Regarding new antitumor therapies, ATC have poorly benefited from recent progresses. Some have been tested in ATC but results have been often disappointing. Targeted agents directed against VEGF-R like axitinib (AG-013736) or against BRAF and VEGF-R like sorafenib (Nexavar®) have been tested in phase II trials including patients with anaplastic thyroid carcinoma [20, 21]. One response was obtained with axitinib and one stabilization with sorafenib.
Vascular disrupting agents as Zybrestat® (fosbretabulin, combretastatin A4 phosphate (CA4P)) have been evaluated in ATC because of their antiangiogenic and cytotoxic activity. The promising results obtained in vitro foreshadowed the clinical efficacy of the drug . at the 35th European Society of Medical Oncology (ESMO) meeting, the preliminary results of a phase II-III study of Zybrestat® in combination with chemotherapy in ATC were presented.
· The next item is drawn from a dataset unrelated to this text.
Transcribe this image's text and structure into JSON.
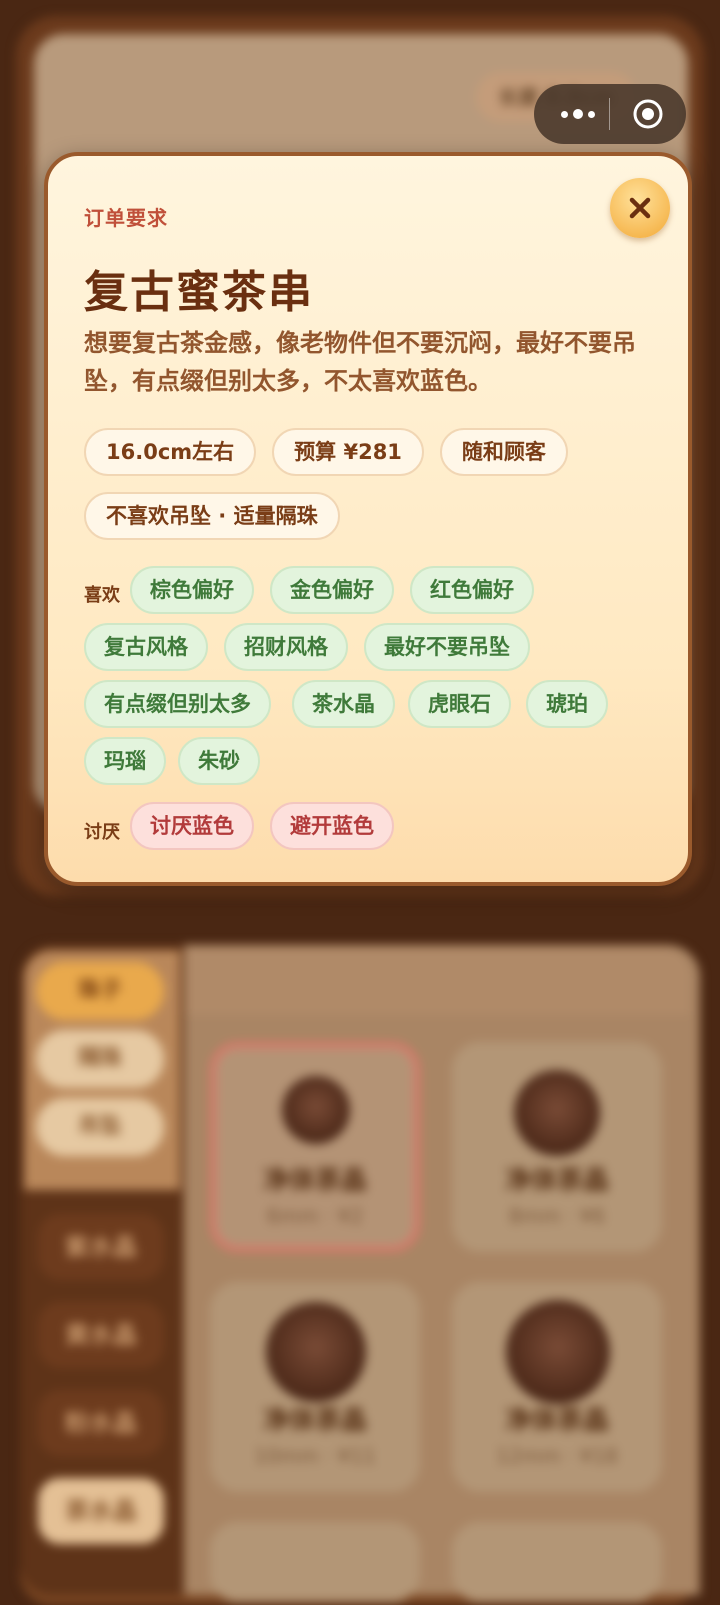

In this study, 80 patients (out of the 180 planned) were randomized to receive Zybrestat® (IV once a week) in combination with chemotherapy (paclitaxel-carboplatin every 3 weeks) versus chemotherapy alone. For the first time in ATC, the median overall survival time was increased by the association (5.1 months versus 4.1 months for patients receiving chemotherapy alone).